Haymaker's Ginger Switchel

Total Time
2hrs 30mins
Prep 15 mins
Cook 2 hrs 15 mins

Ginger switchel or Haymaker's Punch is a traditional nonalcoholic vinegar-based drink whose sourness was offset by a hefty dose of ginger and spices; it was named for the eighteenth-century farmers who drank it — literal haymakers. This ginger punch is flavored with lemon juice and sweetened with honey and molasses for a refreshing drink that quenches even the fiercest summer thirst. Includes chilling time. From Eating Well, July/August 2008.

Ingredients Nutrition


  1. Combine 3 cups water with ginger in a small saucepan. Bring to a boil over medium-high heat. Boil for 2 minutes. Remove from the heat, cover and let infuse for 15 minutes.
  2. Strain the ginger-infused water into a pitcher, pressing on the ginger solids to extract all the liquid. Add honey (or maple syrup) and molasses; stir until dissolved. Stir in lemon juice, vinegar and the remaining 6 cups water. Chill until very cold, at least 2 hours or overnight.
  3. Stir the punch and serve in tall glasses over ice cubes. Garnish with berries, mint sprigs or lemon slices, if desired.
  4. Make Ahead Tip: Cover and refrigerate for up to 2 days.
Most Helpful
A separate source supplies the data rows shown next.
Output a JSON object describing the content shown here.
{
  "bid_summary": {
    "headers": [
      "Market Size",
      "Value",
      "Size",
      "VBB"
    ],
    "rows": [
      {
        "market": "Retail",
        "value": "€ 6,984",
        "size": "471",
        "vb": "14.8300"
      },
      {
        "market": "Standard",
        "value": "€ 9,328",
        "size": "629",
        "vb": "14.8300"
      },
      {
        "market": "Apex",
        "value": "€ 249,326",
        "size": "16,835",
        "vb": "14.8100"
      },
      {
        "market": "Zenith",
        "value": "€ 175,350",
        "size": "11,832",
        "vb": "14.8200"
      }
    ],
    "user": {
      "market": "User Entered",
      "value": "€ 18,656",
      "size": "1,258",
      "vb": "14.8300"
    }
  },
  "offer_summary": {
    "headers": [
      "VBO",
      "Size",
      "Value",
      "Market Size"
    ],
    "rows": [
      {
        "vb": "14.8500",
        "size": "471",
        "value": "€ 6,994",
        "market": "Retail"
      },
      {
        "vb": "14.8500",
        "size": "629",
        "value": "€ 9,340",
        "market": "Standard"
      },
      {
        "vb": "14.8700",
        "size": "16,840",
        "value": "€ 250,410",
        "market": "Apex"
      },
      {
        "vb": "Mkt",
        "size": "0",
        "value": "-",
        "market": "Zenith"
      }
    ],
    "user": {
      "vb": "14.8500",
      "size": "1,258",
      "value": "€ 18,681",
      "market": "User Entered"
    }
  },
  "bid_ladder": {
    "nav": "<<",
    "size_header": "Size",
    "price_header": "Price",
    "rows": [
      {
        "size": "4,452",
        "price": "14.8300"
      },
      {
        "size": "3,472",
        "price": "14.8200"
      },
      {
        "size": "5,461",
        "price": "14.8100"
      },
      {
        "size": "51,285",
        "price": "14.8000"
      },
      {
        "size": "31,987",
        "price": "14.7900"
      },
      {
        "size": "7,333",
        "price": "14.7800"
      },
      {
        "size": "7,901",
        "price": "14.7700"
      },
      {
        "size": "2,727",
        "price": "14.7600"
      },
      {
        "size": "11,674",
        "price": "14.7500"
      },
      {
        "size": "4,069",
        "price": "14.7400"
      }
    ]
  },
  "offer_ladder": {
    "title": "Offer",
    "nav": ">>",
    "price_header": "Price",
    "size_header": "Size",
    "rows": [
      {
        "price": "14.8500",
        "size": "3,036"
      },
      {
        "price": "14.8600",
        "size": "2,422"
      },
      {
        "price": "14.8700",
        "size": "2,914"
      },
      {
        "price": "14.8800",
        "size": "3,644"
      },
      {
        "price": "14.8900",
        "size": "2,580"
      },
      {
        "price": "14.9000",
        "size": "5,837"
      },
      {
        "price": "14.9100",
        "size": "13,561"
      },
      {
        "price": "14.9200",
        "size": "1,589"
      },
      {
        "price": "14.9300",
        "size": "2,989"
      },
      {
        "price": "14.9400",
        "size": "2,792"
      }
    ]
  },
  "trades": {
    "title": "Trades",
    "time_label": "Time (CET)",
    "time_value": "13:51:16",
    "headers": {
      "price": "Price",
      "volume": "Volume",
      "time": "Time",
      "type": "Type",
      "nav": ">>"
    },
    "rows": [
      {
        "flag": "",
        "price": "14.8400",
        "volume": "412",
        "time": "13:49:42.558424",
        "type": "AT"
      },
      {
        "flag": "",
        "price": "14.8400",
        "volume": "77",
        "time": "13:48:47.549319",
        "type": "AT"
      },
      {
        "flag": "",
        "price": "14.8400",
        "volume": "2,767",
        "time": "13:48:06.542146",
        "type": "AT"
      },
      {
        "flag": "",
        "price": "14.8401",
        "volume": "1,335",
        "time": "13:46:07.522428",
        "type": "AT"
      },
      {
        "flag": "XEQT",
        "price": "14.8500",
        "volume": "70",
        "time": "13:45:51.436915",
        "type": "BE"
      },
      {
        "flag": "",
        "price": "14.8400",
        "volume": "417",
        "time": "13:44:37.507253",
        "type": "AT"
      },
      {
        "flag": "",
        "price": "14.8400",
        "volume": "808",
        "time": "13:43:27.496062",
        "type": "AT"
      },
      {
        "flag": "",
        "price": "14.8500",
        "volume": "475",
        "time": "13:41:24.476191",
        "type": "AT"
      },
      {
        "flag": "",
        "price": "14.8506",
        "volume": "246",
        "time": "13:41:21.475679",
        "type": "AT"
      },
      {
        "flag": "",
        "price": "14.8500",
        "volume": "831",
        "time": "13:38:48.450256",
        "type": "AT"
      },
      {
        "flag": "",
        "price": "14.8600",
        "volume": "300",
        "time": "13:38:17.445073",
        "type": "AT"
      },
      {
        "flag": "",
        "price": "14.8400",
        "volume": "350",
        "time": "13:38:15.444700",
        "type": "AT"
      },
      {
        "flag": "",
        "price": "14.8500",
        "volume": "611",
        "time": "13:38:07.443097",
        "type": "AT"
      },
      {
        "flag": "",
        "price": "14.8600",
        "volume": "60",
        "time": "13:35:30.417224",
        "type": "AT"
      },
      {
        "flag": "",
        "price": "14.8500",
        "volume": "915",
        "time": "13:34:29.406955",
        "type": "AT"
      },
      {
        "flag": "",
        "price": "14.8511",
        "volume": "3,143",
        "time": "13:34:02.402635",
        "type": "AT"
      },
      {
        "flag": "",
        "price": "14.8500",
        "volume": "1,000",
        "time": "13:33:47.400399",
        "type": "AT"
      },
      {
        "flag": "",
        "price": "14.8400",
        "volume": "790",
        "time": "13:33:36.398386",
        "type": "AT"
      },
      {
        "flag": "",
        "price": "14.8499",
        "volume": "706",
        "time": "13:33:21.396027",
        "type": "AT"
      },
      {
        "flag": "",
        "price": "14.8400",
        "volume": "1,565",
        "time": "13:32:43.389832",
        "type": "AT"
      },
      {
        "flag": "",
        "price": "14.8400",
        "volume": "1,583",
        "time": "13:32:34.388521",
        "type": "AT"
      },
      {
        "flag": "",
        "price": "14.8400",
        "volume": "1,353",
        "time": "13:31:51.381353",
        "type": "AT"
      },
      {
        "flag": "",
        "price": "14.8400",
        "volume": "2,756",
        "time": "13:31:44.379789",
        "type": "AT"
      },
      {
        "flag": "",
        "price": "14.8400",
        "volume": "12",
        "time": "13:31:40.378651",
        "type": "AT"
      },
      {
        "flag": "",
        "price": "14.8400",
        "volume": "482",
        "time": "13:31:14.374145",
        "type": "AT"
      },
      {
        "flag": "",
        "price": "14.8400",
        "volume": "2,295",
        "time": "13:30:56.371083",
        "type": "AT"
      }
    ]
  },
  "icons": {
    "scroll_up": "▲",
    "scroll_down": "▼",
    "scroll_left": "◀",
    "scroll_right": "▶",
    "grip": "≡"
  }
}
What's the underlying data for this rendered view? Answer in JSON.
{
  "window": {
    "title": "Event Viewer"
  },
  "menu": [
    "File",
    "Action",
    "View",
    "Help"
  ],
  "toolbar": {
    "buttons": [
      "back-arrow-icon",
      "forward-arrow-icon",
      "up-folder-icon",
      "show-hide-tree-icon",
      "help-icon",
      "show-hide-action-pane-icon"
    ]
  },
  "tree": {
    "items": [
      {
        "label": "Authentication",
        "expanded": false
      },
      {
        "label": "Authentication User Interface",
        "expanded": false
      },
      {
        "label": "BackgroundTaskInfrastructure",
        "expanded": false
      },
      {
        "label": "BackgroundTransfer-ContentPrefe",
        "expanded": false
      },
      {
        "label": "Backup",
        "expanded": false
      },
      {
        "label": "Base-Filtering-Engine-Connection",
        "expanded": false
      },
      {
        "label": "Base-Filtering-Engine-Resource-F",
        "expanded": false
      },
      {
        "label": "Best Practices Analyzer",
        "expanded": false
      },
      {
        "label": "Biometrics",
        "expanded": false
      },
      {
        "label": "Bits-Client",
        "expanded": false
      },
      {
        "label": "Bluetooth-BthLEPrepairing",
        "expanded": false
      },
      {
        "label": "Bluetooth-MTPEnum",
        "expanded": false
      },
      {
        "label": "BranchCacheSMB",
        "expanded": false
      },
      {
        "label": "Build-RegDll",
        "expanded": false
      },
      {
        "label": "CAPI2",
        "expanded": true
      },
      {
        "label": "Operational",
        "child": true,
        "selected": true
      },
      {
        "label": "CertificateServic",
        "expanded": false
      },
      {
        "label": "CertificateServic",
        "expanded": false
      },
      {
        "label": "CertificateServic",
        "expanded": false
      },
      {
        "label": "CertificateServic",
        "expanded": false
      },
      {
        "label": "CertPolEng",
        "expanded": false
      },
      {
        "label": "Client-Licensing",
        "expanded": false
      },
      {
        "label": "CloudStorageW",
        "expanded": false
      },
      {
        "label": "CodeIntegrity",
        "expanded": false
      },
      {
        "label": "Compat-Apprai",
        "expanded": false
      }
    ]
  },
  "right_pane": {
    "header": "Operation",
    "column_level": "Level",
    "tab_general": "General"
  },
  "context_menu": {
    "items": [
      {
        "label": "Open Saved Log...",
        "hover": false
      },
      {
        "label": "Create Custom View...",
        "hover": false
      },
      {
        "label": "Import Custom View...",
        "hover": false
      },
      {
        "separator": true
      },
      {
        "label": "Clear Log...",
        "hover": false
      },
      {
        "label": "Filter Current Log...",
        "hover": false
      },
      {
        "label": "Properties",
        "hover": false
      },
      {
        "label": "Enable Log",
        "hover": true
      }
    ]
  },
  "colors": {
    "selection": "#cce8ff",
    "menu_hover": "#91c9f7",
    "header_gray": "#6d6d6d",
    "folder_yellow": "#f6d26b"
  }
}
I will be the first to admit that when I saw apple cider vinegar in the list of ingredients, I was a little skeptical (and I LIKE apple cider vinegar). That and the thought of the strong personality that molasses had... (and I LIKE blackstrap molasses) ... well, let's just say I knew this was going to be a love or hate result. While putting it together, it wasn't a smell that I would say I was falling in love with (it wasn't bad either (!!) just not as enticing as say... sugar cookies or spiced rum. LOL).

So I put some in a glass while hot (you're supposed to wait until it cooled and set) and it was actually amazingly good. Sweet, slightly tangy and soothing is the only way I can describe it. All the ingredients are exceptionally good for you and liver health and I highly recommend this drink. Will make it regularly and often now.

JennieMiso December 20, 2012